- Judge Jed Rakoff
Standard & Poor's has broken its relative silence over the US government's $5 billion fraud lawsuit against it in style. Slamming the DoJ's suit as "impermissibly selective, punitive, and meritless," S&P - seeking to dismiss the lawsuit with prejudice - exclaimed that the suit was brought "in retaliation for [their] exercise of their free speech rights with respect to the creditworthiness of the United States of America." The government says there was "no connection" between the downgrade and the filing of the lawsuit which is focused on the S&P inflating ratings to win more fees from issuers and failing to downgrade CDOs. Interestingly, as Reuters notes, S&P noted yesterday that $4.6bn of the alleged losses were from CDOs structured and marketed by BofA and Citi...
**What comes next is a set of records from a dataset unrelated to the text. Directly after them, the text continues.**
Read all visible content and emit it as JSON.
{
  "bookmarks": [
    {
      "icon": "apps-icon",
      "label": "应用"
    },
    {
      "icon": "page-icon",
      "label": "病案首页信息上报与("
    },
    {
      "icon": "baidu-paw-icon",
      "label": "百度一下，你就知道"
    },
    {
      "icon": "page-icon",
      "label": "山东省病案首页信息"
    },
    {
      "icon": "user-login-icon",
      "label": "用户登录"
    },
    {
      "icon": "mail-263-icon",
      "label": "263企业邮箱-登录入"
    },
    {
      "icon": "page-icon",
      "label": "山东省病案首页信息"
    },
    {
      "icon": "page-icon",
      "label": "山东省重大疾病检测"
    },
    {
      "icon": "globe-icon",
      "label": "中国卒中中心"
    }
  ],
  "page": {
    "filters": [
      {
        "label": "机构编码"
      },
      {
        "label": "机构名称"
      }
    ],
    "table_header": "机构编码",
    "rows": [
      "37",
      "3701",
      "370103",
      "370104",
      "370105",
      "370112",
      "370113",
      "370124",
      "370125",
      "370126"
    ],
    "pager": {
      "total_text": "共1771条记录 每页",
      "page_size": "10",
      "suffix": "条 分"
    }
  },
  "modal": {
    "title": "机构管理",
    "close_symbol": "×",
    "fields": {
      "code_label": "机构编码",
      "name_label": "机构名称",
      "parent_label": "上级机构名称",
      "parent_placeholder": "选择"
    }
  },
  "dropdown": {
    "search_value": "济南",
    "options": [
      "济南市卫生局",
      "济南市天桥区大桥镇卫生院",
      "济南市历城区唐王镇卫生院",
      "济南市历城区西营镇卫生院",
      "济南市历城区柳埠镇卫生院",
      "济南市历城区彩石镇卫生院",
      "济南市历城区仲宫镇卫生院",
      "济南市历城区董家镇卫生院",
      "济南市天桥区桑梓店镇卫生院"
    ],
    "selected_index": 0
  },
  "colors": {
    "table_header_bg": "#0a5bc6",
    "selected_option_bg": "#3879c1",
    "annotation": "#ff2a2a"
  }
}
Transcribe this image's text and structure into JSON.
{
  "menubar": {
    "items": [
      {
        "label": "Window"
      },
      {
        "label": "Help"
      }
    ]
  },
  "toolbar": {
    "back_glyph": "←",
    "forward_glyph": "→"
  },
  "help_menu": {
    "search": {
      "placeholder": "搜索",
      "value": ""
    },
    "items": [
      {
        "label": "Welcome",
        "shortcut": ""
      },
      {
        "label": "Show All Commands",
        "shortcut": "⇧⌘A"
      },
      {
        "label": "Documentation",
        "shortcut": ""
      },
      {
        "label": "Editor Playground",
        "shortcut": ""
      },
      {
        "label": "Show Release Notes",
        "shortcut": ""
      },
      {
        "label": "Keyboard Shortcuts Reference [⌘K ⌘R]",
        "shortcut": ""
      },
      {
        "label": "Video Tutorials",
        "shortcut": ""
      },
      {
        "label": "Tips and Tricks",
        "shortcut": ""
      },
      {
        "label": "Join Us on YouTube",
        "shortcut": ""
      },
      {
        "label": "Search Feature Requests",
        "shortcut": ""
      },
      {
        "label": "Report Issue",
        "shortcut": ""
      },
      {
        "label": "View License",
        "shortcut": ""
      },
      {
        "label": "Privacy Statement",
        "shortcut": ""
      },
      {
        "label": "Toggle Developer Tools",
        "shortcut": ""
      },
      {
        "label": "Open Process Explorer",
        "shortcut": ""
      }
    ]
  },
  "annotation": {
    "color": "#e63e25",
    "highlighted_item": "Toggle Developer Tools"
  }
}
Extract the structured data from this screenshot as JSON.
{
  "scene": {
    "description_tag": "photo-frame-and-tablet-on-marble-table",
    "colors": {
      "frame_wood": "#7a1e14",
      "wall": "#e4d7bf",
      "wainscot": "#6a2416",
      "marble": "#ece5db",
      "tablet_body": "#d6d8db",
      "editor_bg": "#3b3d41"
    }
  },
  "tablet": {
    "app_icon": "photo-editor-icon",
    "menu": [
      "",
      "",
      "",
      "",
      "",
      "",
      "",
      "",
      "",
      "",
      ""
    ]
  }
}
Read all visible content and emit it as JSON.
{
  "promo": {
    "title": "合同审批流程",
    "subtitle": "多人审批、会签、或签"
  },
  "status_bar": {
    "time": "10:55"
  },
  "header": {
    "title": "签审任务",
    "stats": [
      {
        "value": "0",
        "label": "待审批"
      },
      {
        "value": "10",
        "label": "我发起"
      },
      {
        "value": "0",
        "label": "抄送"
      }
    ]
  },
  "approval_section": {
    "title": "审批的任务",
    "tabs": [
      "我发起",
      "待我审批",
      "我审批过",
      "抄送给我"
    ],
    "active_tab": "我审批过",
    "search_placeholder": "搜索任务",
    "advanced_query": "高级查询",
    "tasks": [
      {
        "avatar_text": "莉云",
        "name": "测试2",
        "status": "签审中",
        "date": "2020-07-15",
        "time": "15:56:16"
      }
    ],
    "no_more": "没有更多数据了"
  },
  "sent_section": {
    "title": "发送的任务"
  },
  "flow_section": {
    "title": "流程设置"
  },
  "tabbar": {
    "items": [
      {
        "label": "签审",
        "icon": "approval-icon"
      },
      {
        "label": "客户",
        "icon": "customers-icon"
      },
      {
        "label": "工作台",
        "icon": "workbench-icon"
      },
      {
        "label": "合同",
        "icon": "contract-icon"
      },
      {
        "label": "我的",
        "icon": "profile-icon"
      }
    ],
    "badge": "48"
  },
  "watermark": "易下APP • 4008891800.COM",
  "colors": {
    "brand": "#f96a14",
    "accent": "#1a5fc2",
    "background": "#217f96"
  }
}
Greed; corporate arrogance; lobbying influence; excessive leverage; accounting tricks to hide debt; lack of transparency; off balance sheet obligations; mark to market accounting; short-term focus on profit to drive compensation; failure of corporate governance; as well as auditors, analysts, rating agencies and regulators who were either lax, ignorant or complicit. This laundry list of causes has often been used to describe what went wrong in the credit crunch crisis of 2008-2010. Actually these terms were equally used to describe what went wrong with Enron more than twenty years ago. Both crises resulted in what at the time was the biggest bankruptcy in U.S. history — Enron in December 2001 and Lehman Brothers in September 2008. Naturally, this leads to the question that despite all the righteous indignation in the wake of Enron's failure did we really learn or change anything?